ABSTRACT: BACKGROUND: The aim of this study was to compare the diagnostic accuracy of 64-slice multidetector computed tomography (MDCT) with conventional coronary angiography to detect graft patency and stenosis. METHODS: In this retrospective analysis, we included a total of 284 subjects (210 men, 73.9%; mean ± SD age, 62.6 ± 9.9) and evaluated 684 bypass grafts using a dual-source 64-slice MDCT scanner The mean ± SD time interval between coronary artery bypass grafting operation and MDCT was 30.8 ± 6.2 months. The mean ± SD interval between MDCT angiography and conventional coronary angiography was 14.2 ± 3.6 days. Significant stenosis was defined as lesions causing 50% or greater luminal narrowing. All atherosclerotic lesion components were assessed on per-segment basis. RESULTS: All of the 684 grafts (420 venous and 264 arterial grafts) were evaluable and included in the analysis. For the detection of 50% or greater graft stenosis, the sensitivity, specificity, positive predictive value and negative predictive value of MDCT was 98.3%, 99.3%, 98.3%, and 99.3% for venous grafts and 100%, 99.5%, 98.0%, and 100% for arterial grafts. In detection of graft patency, the sensitivity, specificity, positive predictive value, and negative predictive value of MDCT was 99.6%, 97.2%, 99.0%, and 99.0% for venous grafts and 99.5%, 97.5%, 99.5%, and 97.5% for arterial grafts. Diagnostic accuracy for the detection of graft patency was 99% (416/420) and 99.2% (262/264) for venous and arterial grafts, respectively. CONCLUSION: The diagnostic accuracy of dual-source 64-slice MDCT angiography for evaluating coronary artery bypass grafts patency and stenosis was high. Dual-source 64-slice MDCT can be used for the evaluation of patients after coronary artery bypass grafting.

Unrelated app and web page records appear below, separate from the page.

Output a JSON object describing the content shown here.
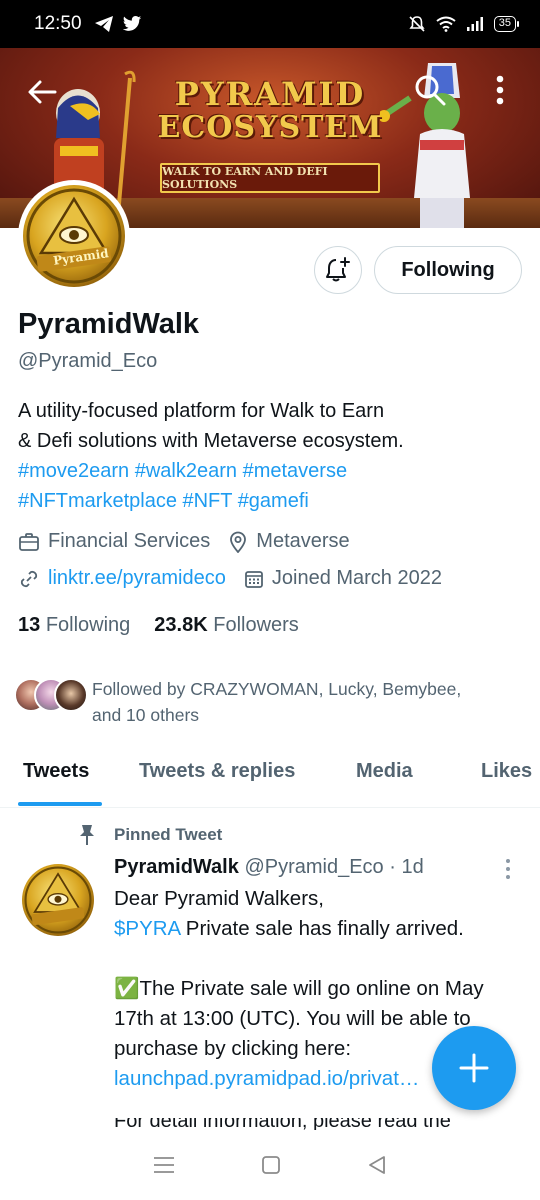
{
  "status_bar": {
    "time": "12:50",
    "battery": "35",
    "left_icons": [
      "telegram-icon",
      "twitter-icon"
    ],
    "right_icons": [
      "mute-icon",
      "wifi-icon",
      "signal-icon",
      "battery-icon"
    ]
  },
  "banner": {
    "title_line1": "PYRAMID",
    "title_line2": "ECOSYSTEM",
    "subtitle": "WALK TO EARN AND DEFI SOLUTIONS"
  },
  "avatar": {
    "logo_text": "Pyramid"
  },
  "profile": {
    "name": "PyramidWalk",
    "handle": "@Pyramid_Eco",
    "follow_button": "Following",
    "bio_line1": "A utility-focused platform for Walk to Earn",
    "bio_line2": "& Defi solutions with Metaverse ecosystem.",
    "hashtags_line1": "#move2earn #walk2earn #metaverse",
    "hashtags_line2": "#NFTmarketplace #NFT #gamefi",
    "category": "Financial Services",
    "location": "Metaverse",
    "link": "linktr.ee/pyramideco",
    "joined": "Joined March 2022",
    "following_count": "13",
    "following_label": "Following",
    "followers_count": "23.8K",
    "followers_label": "Followers",
    "followed_by_line1": "Followed by CRAZYWOMAN, Lucky, Bemybee,",
    "followed_by_line2": "and 10 others"
  },
  "tabs": [
    {
      "label": "Tweets",
      "active": true
    },
    {
      "label": "Tweets & replies",
      "active": false
    },
    {
      "label": "Media",
      "active": false
    },
    {
      "label": "Likes",
      "active": false
    }
  ],
  "tweet": {
    "pinned_label": "Pinned Tweet",
    "author": "PyramidWalk",
    "handle": "@Pyramid_Eco",
    "time": "· 1d",
    "line1": "Dear Pyramid Walkers,",
    "cashtag": "$PYRA",
    "line2_rest": " Private sale has finally arrived.",
    "check": "✅",
    "line3": "The Private sale will go online on May 17th at 13:00 (UTC). You will be able to purchase by clicking here:",
    "link": "launchpad.pyramidpad.io/privat…",
    "cut_line": "For detail information, please read the"
  },
  "colors": {
    "accent": "#1d9bf0",
    "text_primary": "#0f1419",
    "text_secondary": "#536471",
    "border": "#cfd9de"
  }
}
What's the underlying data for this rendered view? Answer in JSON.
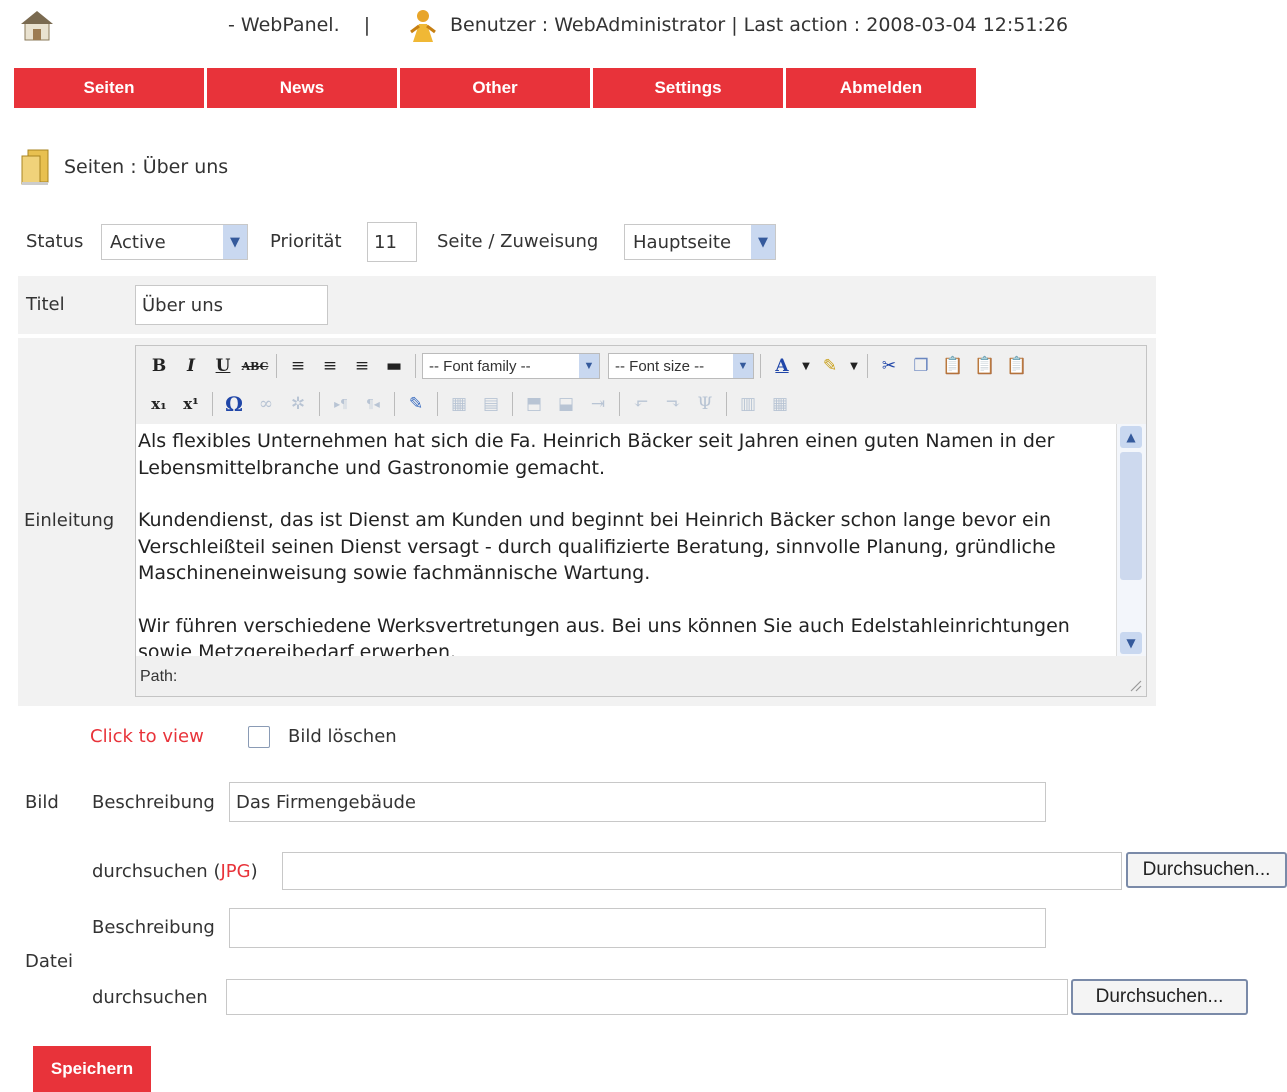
{
  "header": {
    "app_name": "- WebPanel.",
    "separator": "|",
    "user_text": "Benutzer : WebAdministrator",
    "last_action": "| Last action : 2008-03-04 12:51:26"
  },
  "nav": {
    "items": [
      {
        "label": "Seiten"
      },
      {
        "label": "News"
      },
      {
        "label": "Other"
      },
      {
        "label": "Settings"
      },
      {
        "label": "Abmelden"
      }
    ]
  },
  "breadcrumb": "Seiten : Über uns",
  "form": {
    "status_label": "Status",
    "status_value": "Active",
    "priority_label": "Priorität",
    "priority_value": "11",
    "assignment_label": "Seite / Zuweisung",
    "assignment_value": "Hauptseite",
    "title_label": "Titel",
    "title_value": "Über uns",
    "intro_label": "Einleitung",
    "image_label": "Bild",
    "click_to_view": "Click to view",
    "delete_image_label": "Bild löschen",
    "image_desc_label": "Beschreibung",
    "image_desc_value": "Das Firmengebäude",
    "image_browse_label_pre": "durchsuchen (",
    "image_browse_label_type": "JPG",
    "image_browse_label_post": ")",
    "browse_button": "Durchsuchen...",
    "file_label": "Datei",
    "file_desc_label": "Beschreibung",
    "file_browse_label": "durchsuchen",
    "file_browse_button": "Durchsuchen...",
    "save_button": "Speichern"
  },
  "editor": {
    "font_family_placeholder": "-- Font family --",
    "font_size_placeholder": "-- Font size --",
    "path_label": "Path:",
    "paragraphs": [
      "Als flexibles Unternehmen hat sich die Fa. Heinrich Bäcker seit Jahren einen guten Namen in der Lebensmittelbranche und Gastronomie gemacht.",
      "Kundendienst, das ist Dienst am Kunden und beginnt bei Heinrich Bäcker schon lange bevor ein Verschleißteil seinen Dienst versagt - durch qualifizierte Beratung, sinnvolle Planung, gründliche Maschineneinweisung sowie fachmännische Wartung.",
      "Wir führen verschiedene Werksvertretungen aus. Bei uns können Sie auch Edelstahleinrichtungen sowie Metzgereibedarf erwerben."
    ],
    "icons": [
      "bold-icon",
      "italic-icon",
      "underline-icon",
      "strikethrough-icon",
      "align-left-icon",
      "align-center-icon",
      "align-right-icon",
      "align-justify-icon",
      "font-color-icon",
      "highlight-icon",
      "cut-icon",
      "copy-icon",
      "paste-icon",
      "paste-text-icon",
      "paste-word-icon",
      "subscript-icon",
      "superscript-icon",
      "special-char-icon",
      "link-icon",
      "unlink-icon",
      "ltr-icon",
      "rtl-icon",
      "edit-source-icon",
      "table-icon"
    ]
  },
  "colors": {
    "accent": "#e8333a",
    "link": "#e8333a"
  }
}
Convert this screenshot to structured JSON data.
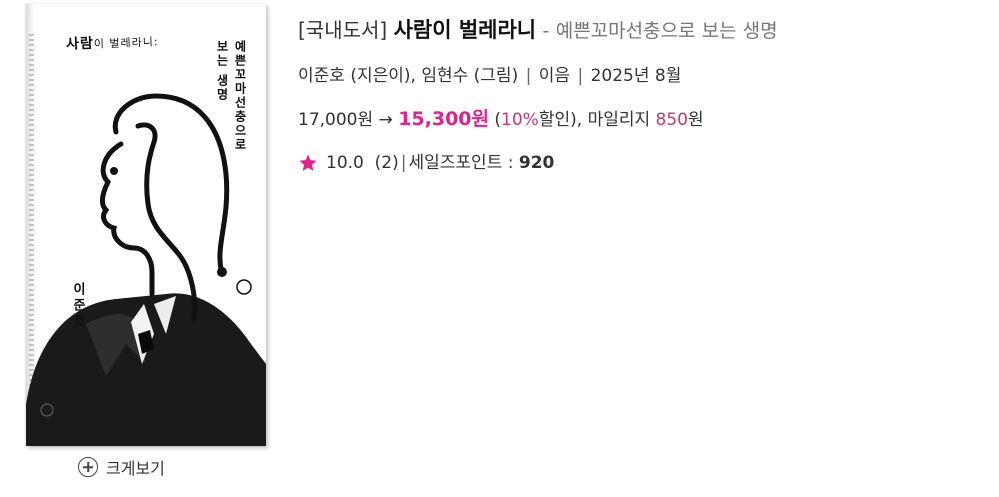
{
  "product": {
    "category": "[국내도서]",
    "title": "사람이 벌레라니",
    "subtitle_prefix": "-",
    "subtitle": "예쁜꼬마선충으로 보는 생명",
    "author": "이준호",
    "author_role": "(지은이),",
    "illustrator": "임현수",
    "illustrator_role": "(그림)",
    "publisher": "이음",
    "pub_date": "2025년 8월",
    "separator": "|",
    "list_price": "17,000원",
    "arrow": "→",
    "sale_price": "15,300원",
    "discount_open": "(",
    "discount_pct": "10%",
    "discount_close": "할인),",
    "mileage_label": "마일리지",
    "mileage_value": "850",
    "mileage_unit": "원",
    "rating_score": "10.0",
    "rating_count": "(2)",
    "points_label": "세일즈포인트 :",
    "points_value": "920"
  },
  "cover": {
    "title_main_1": "사람",
    "title_main_2": "이 벌레",
    "title_main_3": "라니:",
    "vertical_subtitle_1": "예쁜꼬마선충으로",
    "vertical_subtitle_2": "보는 생명",
    "author": "이준호"
  },
  "zoom": {
    "label": "크게보기",
    "icon": "plus-circle-icon"
  },
  "colors": {
    "accent": "#e0238a",
    "discount": "#c5377e",
    "star": "#e0238a",
    "text": "#333333"
  }
}
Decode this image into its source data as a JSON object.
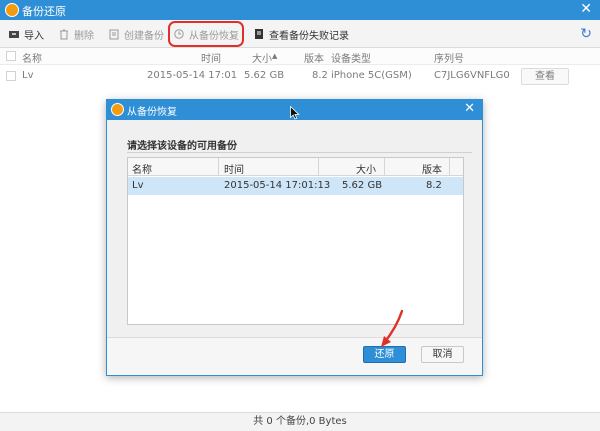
{
  "window": {
    "title": "备份还原",
    "close_glyph": "✕",
    "refresh_glyph": "↻"
  },
  "toolbar": {
    "import": "导入",
    "delete": "删除",
    "create_backup": "创建备份",
    "restore_from_backup": "从备份恢复",
    "view_failed": "查看备份失败记录"
  },
  "table": {
    "headers": {
      "name": "名称",
      "time": "时间",
      "size": "大小",
      "version": "版本",
      "device_type": "设备类型",
      "serial": "序列号"
    },
    "rows": [
      {
        "name": "Lv",
        "time": "2015-05-14 17:01",
        "size": "5.62 GB",
        "version": "8.2",
        "device_type": "iPhone 5C(GSM)",
        "serial": "C7JLG6VNFLG0",
        "action": "查看"
      }
    ]
  },
  "status": {
    "text": "共 0 个备份,0 Bytes"
  },
  "dialog": {
    "title": "从备份恢复",
    "close_glyph": "✕",
    "prompt": "请选择该设备的可用备份",
    "headers": {
      "name": "名称",
      "time": "时间",
      "size": "大小",
      "version": "版本"
    },
    "rows": [
      {
        "name": "Lv",
        "time": "2015-05-14 17:01:13",
        "size": "5.62 GB",
        "version": "8.2"
      }
    ],
    "restore_button": "还原",
    "cancel_button": "取消"
  },
  "colors": {
    "accent": "#2f8fd6",
    "highlight": "#e1302a",
    "selected_row": "#cfe6f8"
  }
}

Journal of Investigative Medicine 10/2012; · 1.96 Impact Factor
ABSTRACT: In this study, we investigated the association between cardiovascular (CV) risk factors and coronary atherosclerotic plaque (CAP) burden/subtypes shown by multidetector computed tomography in symptomatic patients free of known coronary artery disease (CAD).
In 662 consecutive outpatients (56.9±10.7 years, 50.8% men) without known CAD, 64-slice multidetector computed tomography coronary angiography was performed for detection of CAD. Risk estimation for CV outcomes was assessed using the Systematic Coronary Risk Evaluation (SCORE) and the Framingham Risk Score (FRS). Logistic regression analysis was used to evaluate the association of CV risk factors with the prevalence/extent of CAP.
CAP was detected in 318 (48.0%) individuals. Male sex, older age, hypertension, diabetes mellitus, smoking, and dyslipidemia all increased the likelihood of the presence of CAP in univariate analysis (P<0.001). Older age, male sex, dyslipidemia, and diabetes mellitus independently increased the likelihood of the presence of CAP in multivariate analysis (P<0.005). Multinominal logistic regression analysis showed an association with older age, male sex, dyslipidemia, and smoking for noncalcified plaques; with older age, male sex, diabetes, and dyslipidemia for mixed plaques; and with older age and male sex for calcified plaque. Patients with low FRS and SCORE showed a large number of CAPs (33.8 and 40.4%), although CAP was more prevalent in the high-risk groups (67 and 78%, respectively).
CV risk stratification using only risk factor-based scores is a weak discriminator of the overall CAP burden in individual patients. Many patients with low FRS or SCORE with substantial CAP might be undertreated or not treated at all.
Coronary artery disease 02/2012; 23(3):195-200. · 1.56 Impact Factor
ABSTRACT: In this study, we aimed to evaluate the incidence of pulmonary abnormalities and document early follow-up results in subjects undergoing multislice computed tomography coronary angiography for the assessment of coronary artery disease.
In this retrospective analysis, 1206 patients including 701 men (58.1%) with a mean age of 58.75 (SD, 11.4) years were involved in the study who underwent coronary multislice computed tomography imaging with a 64-slice dual-source scanner. Pulmonary abnormalities were reported as nodules, pulmonary mass, emphysema, bullae, atelectasia, bronchiectasia, pleural effusion, pulmonary fibrosis, and other findings.
In total, 186 pulmonary abnormalities were detected in 171 patients (14.1%). Of those, 90 (48.4%) were pulmonary nodules, and 30 (16.1%) were emphysema. Also, we report 3 cases of lung cancer, and 1 case of breast cancer. Early follow-up results revealed stable pulmonary findings.
Multislice computed tomography can give important clues including diseases regarding the pulmonary system. It is essential for the reporting practitioner to review the entire scan for pulmonary pathological findings.
Journal of computer assisted tomography 02/2010; 34(2):296-301. · 1.38 Impact Factor